[Input records]

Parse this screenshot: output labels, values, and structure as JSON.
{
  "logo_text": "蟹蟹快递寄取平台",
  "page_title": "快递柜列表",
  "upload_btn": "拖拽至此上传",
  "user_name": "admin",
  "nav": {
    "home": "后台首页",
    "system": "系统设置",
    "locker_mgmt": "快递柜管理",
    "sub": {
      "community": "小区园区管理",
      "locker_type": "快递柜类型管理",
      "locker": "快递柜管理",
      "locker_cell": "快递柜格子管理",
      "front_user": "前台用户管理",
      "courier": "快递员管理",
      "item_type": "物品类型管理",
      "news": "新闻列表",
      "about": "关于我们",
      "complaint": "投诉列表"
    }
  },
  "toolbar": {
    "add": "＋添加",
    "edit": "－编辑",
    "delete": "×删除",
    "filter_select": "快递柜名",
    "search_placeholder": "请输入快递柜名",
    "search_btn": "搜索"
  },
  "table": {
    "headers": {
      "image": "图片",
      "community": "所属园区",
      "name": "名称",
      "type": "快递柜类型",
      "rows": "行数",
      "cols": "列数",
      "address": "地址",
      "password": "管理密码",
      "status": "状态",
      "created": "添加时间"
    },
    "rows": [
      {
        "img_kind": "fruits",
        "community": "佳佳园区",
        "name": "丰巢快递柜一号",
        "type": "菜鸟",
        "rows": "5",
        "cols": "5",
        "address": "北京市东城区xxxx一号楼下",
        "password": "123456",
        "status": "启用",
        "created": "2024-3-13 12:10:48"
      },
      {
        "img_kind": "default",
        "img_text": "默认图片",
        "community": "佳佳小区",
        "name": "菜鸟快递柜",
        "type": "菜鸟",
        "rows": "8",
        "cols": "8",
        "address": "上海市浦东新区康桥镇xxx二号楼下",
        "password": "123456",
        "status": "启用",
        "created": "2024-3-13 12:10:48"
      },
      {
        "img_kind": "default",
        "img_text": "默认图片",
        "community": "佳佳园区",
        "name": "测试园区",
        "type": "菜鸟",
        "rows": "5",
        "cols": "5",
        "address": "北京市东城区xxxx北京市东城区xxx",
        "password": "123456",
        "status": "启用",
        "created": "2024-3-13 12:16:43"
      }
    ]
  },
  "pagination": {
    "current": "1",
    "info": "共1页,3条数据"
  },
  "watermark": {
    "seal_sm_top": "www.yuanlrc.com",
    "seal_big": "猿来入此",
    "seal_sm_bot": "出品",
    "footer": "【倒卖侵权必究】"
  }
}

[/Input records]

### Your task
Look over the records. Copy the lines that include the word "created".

### Answer to the problem
      "created": "添加时间"
        "created": "2024-3-13 12:10:48"
        "created": "2024-3-13 12:10:48"
        "created": "2024-3-13 12:16:43"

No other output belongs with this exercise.